**Activity:** Give an unaltered copy of the listing below, minus its pictures.

· · · ·

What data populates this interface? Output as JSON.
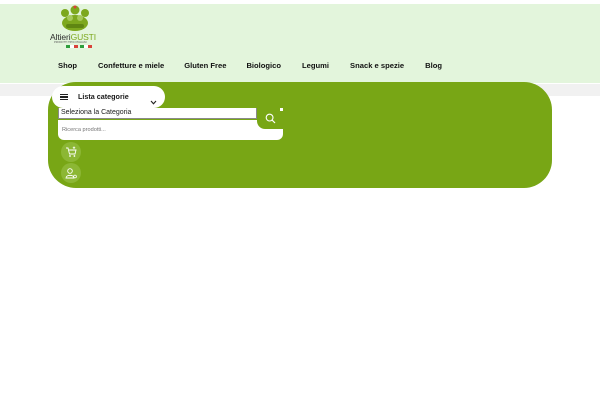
{
  "brand": {
    "name_part1": "Altieri",
    "name_part2": "GUSTI",
    "tagline": "PRODOTTI TIPICI ITALIANI",
    "icon": "crown-logo-icon",
    "accent_color": "#78a615",
    "header_bg": "#e3f5dc"
  },
  "nav": {
    "items": [
      {
        "label": "Shop"
      },
      {
        "label": "Confetture e miele"
      },
      {
        "label": "Gluten Free"
      },
      {
        "label": "Biologico"
      },
      {
        "label": "Legumi"
      },
      {
        "label": "Snack e spezie"
      },
      {
        "label": "Blog"
      }
    ]
  },
  "categories": {
    "label": "Lista categorie",
    "icon": "menu-icon",
    "chevron_icon": "chevron-down-icon"
  },
  "search": {
    "category_select": "Seleziona la Categoria",
    "placeholder": "Ricerca prodotti...",
    "button_icon": "search-icon"
  },
  "actions": {
    "cart_icon": "cart-icon",
    "account_icon": "user-icon"
  }
}
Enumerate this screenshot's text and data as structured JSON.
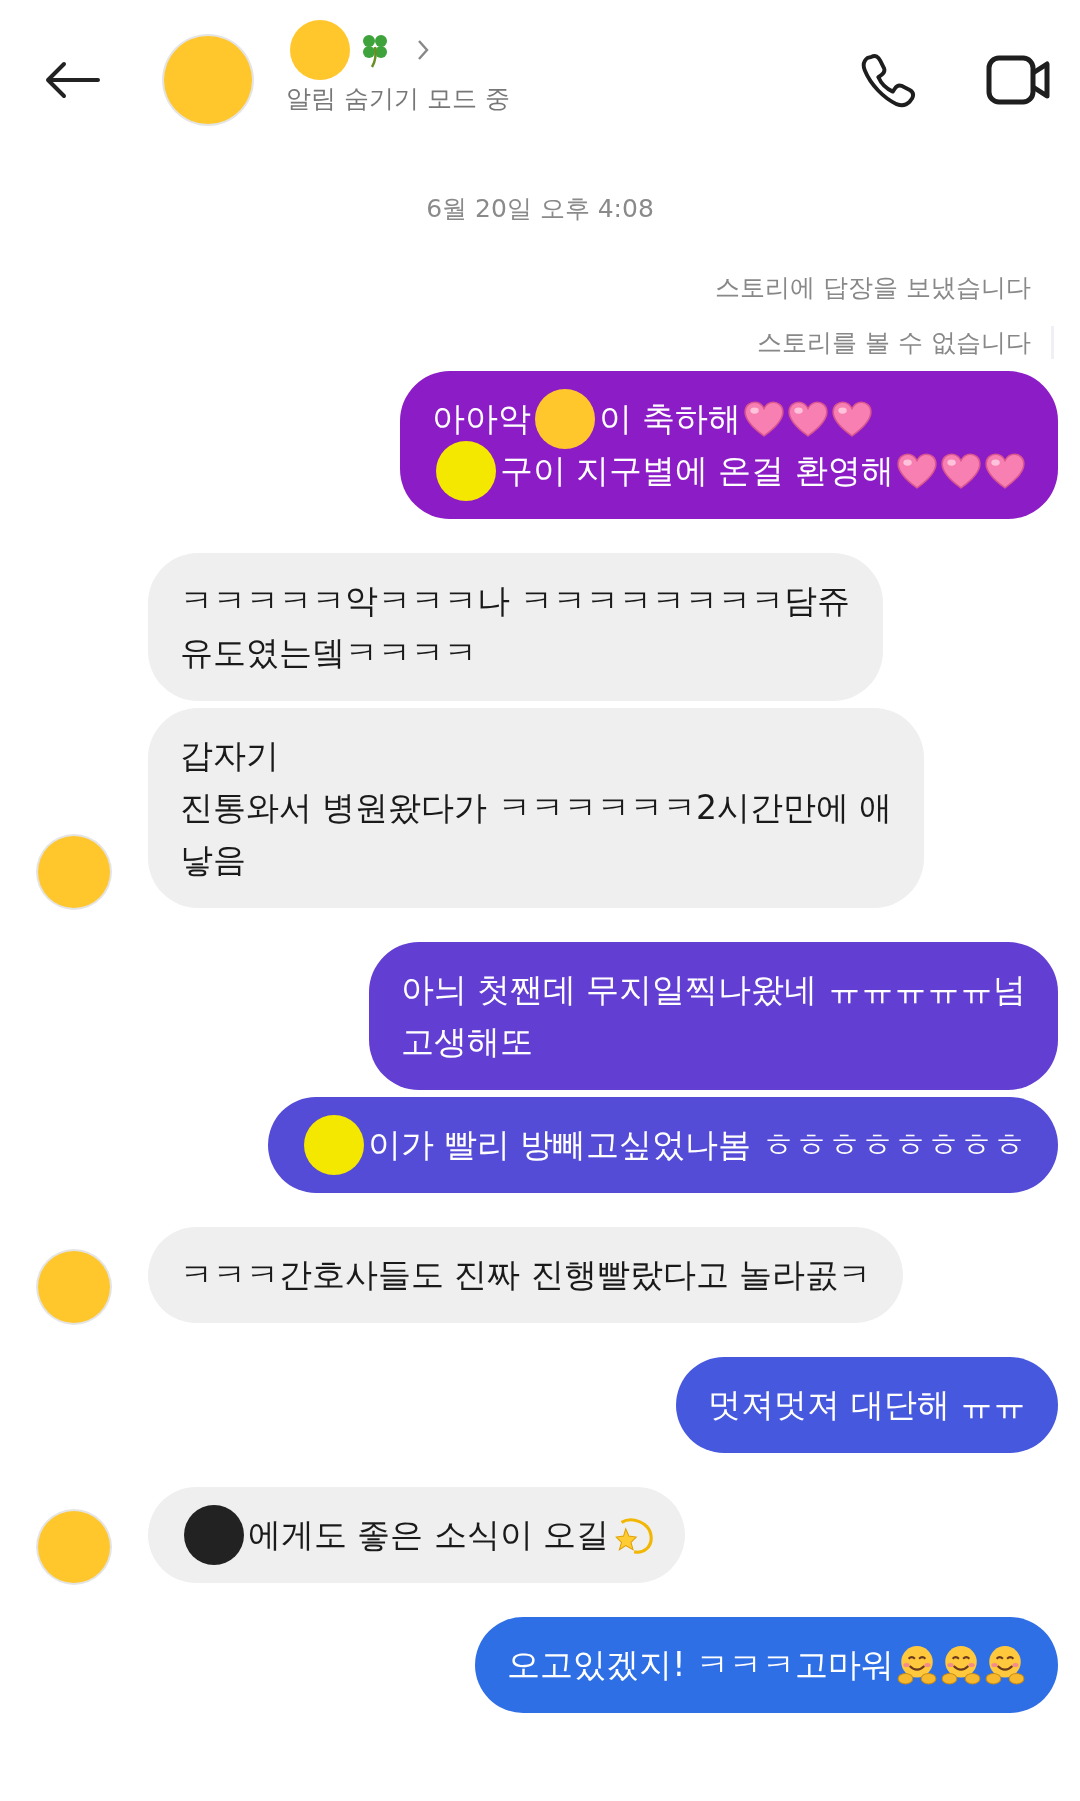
{
  "header": {
    "name_parts": [
      {
        "kind": "blot",
        "color": "#ffc72c"
      },
      {
        "kind": "clover"
      }
    ],
    "status": "알림 숨기기 모드 중"
  },
  "timestamp": "6월 20일 오후 4:08",
  "story_notes": [
    "스토리에 답장을 보냈습니다",
    "스토리를 볼 수 없습니다"
  ],
  "messages": [
    {
      "kind": "sent",
      "color": "#8c1cc6",
      "lines": [
        [
          {
            "kind": "text",
            "text": "아아악"
          },
          {
            "kind": "blot",
            "color": "#ffc72c"
          },
          {
            "kind": "text",
            "text": "이 축하해"
          },
          {
            "kind": "heart"
          },
          {
            "kind": "heart"
          },
          {
            "kind": "heart"
          }
        ],
        [
          {
            "kind": "blot",
            "color": "#f5e800"
          },
          {
            "kind": "text",
            "text": "구이 지구별에 온걸 환영해"
          },
          {
            "kind": "heart"
          },
          {
            "kind": "heart"
          },
          {
            "kind": "heart"
          }
        ]
      ]
    },
    {
      "kind": "received",
      "lines": [
        [
          {
            "kind": "text",
            "text": "ㅋㅋㅋㅋㅋ악ㅋㅋㅋ나 ㅋㅋㅋㅋㅋㅋㅋㅋ담쥬"
          }
        ],
        [
          {
            "kind": "text",
            "text": "유도였는뎈ㅋㅋㅋㅋ"
          }
        ]
      ]
    },
    {
      "kind": "received",
      "lines": [
        [
          {
            "kind": "text",
            "text": "갑자기"
          }
        ],
        [
          {
            "kind": "text",
            "text": "진통와서 병원왔다가 ㅋㅋㅋㅋㅋㅋ2시간만에 애"
          }
        ],
        [
          {
            "kind": "text",
            "text": "낳음"
          }
        ]
      ]
    },
    {
      "kind": "sent",
      "color": "#623ed2",
      "lines": [
        [
          {
            "kind": "text",
            "text": "아늬 첫짼데 무지일찍나왔네 ㅠㅠㅠㅠㅠ넘"
          }
        ],
        [
          {
            "kind": "text",
            "text": "고생해또"
          }
        ]
      ]
    },
    {
      "kind": "sent",
      "color": "#544bd6",
      "lines": [
        [
          {
            "kind": "blot",
            "color": "#f5e800"
          },
          {
            "kind": "text",
            "text": "이가 빨리 방빼고싶었나봄 ㅎㅎㅎㅎㅎㅎㅎㅎ"
          }
        ]
      ]
    },
    {
      "kind": "received",
      "lines": [
        [
          {
            "kind": "text",
            "text": "ㅋㅋㅋ간호사들도 진짜 진행빨랐다고 놀라곬ㅋ"
          }
        ]
      ]
    },
    {
      "kind": "sent",
      "color": "#4658de",
      "lines": [
        [
          {
            "kind": "text",
            "text": "멋져멋져 대단해 ㅠㅠ"
          }
        ]
      ]
    },
    {
      "kind": "received",
      "lines": [
        [
          {
            "kind": "blot",
            "color": "#222222"
          },
          {
            "kind": "text",
            "text": "에게도 좋은 소식이 오길"
          },
          {
            "kind": "dizzy"
          }
        ]
      ]
    },
    {
      "kind": "sent",
      "color": "#2f6fe6",
      "lines": [
        [
          {
            "kind": "text",
            "text": "오고있겠지! ㅋㅋㅋ고마워"
          },
          {
            "kind": "hug"
          },
          {
            "kind": "hug"
          },
          {
            "kind": "hug"
          }
        ]
      ]
    }
  ]
}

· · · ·

**Exercise output:**
What data populates this interface? Output as JSON.
{
  "brand": {
    "name_part1": "Altieri",
    "name_part2": "GUSTI",
    "tagline": "PRODOTTI TIPICI ITALIANI",
    "icon": "crown-logo-icon",
    "accent_color": "#78a615",
    "header_bg": "#e3f5dc"
  },
  "nav": {
    "items": [
      {
        "label": "Shop"
      },
      {
        "label": "Confetture e miele"
      },
      {
        "label": "Gluten Free"
      },
      {
        "label": "Biologico"
      },
      {
        "label": "Legumi"
      },
      {
        "label": "Snack e spezie"
      },
      {
        "label": "Blog"
      }
    ]
  },
  "categories": {
    "label": "Lista categorie",
    "icon": "menu-icon",
    "chevron_icon": "chevron-down-icon"
  },
  "search": {
    "category_select": "Seleziona la Categoria",
    "placeholder": "Ricerca prodotti...",
    "button_icon": "search-icon"
  },
  "actions": {
    "cart_icon": "cart-icon",
    "account_icon": "user-icon"
  }
}
Enumerate this screenshot's text and data as structured JSON.
{
  "header": {
    "name_parts": [
      {
        "kind": "blot",
        "color": "#ffc72c"
      },
      {
        "kind": "clover"
      }
    ],
    "status": "알림 숨기기 모드 중"
  },
  "timestamp": "6월 20일 오후 4:08",
  "story_notes": [
    "스토리에 답장을 보냈습니다",
    "스토리를 볼 수 없습니다"
  ],
  "messages": [
    {
      "kind": "sent",
      "color": "#8c1cc6",
      "lines": [
        [
          {
            "kind": "text",
            "text": "아아악"
          },
          {
            "kind": "blot",
            "color": "#ffc72c"
          },
          {
            "kind": "text",
            "text": "이 축하해"
          },
          {
            "kind": "heart"
          },
          {
            "kind": "heart"
          },
          {
            "kind": "heart"
          }
        ],
        [
          {
            "kind": "blot",
            "color": "#f5e800"
          },
          {
            "kind": "text",
            "text": "구이 지구별에 온걸 환영해"
          },
          {
            "kind": "heart"
          },
          {
            "kind": "heart"
          },
          {
            "kind": "heart"
          }
        ]
      ]
    },
    {
      "kind": "received",
      "lines": [
        [
          {
            "kind": "text",
            "text": "ㅋㅋㅋㅋㅋ악ㅋㅋㅋ나 ㅋㅋㅋㅋㅋㅋㅋㅋ담쥬"
          }
        ],
        [
          {
            "kind": "text",
            "text": "유도였는뎈ㅋㅋㅋㅋ"
          }
        ]
      ]
    },
    {
      "kind": "received",
      "lines": [
        [
          {
            "kind": "text",
            "text": "갑자기"
          }
        ],
        [
          {
            "kind": "text",
            "text": "진통와서 병원왔다가 ㅋㅋㅋㅋㅋㅋ2시간만에 애"
          }
        ],
        [
          {
            "kind": "text",
            "text": "낳음"
          }
        ]
      ]
    },
    {
      "kind": "sent",
      "color": "#623ed2",
      "lines": [
        [
          {
            "kind": "text",
            "text": "아늬 첫짼데 무지일찍나왔네 ㅠㅠㅠㅠㅠ넘"
          }
        ],
        [
          {
            "kind": "text",
            "text": "고생해또"
          }
        ]
      ]
    },
    {
      "kind": "sent",
      "color": "#544bd6",
      "lines": [
        [
          {
            "kind": "blot",
            "color": "#f5e800"
          },
          {
            "kind": "text",
            "text": "이가 빨리 방빼고싶었나봄 ㅎㅎㅎㅎㅎㅎㅎㅎ"
          }
        ]
      ]
    },
    {
      "kind": "received",
      "lines": [
        [
          {
            "kind": "text",
            "text": "ㅋㅋㅋ간호사들도 진짜 진행빨랐다고 놀라곬ㅋ"
          }
        ]
      ]
    },
    {
      "kind": "sent",
      "color": "#4658de",
      "lines": [
        [
          {
            "kind": "text",
            "text": "멋져멋져 대단해 ㅠㅠ"
          }
        ]
      ]
    },
    {
      "kind": "received",
      "lines": [
        [
          {
            "kind": "blot",
            "color": "#222222"
          },
          {
            "kind": "text",
            "text": "에게도 좋은 소식이 오길"
          },
          {
            "kind": "dizzy"
          }
        ]
      ]
    },
    {
      "kind": "sent",
      "color": "#2f6fe6",
      "lines": [
        [
          {
            "kind": "text",
            "text": "오고있겠지! ㅋㅋㅋ고마워"
          },
          {
            "kind": "hug"
          },
          {
            "kind": "hug"
          },
          {
            "kind": "hug"
          }
        ]
      ]
    }
  ]
}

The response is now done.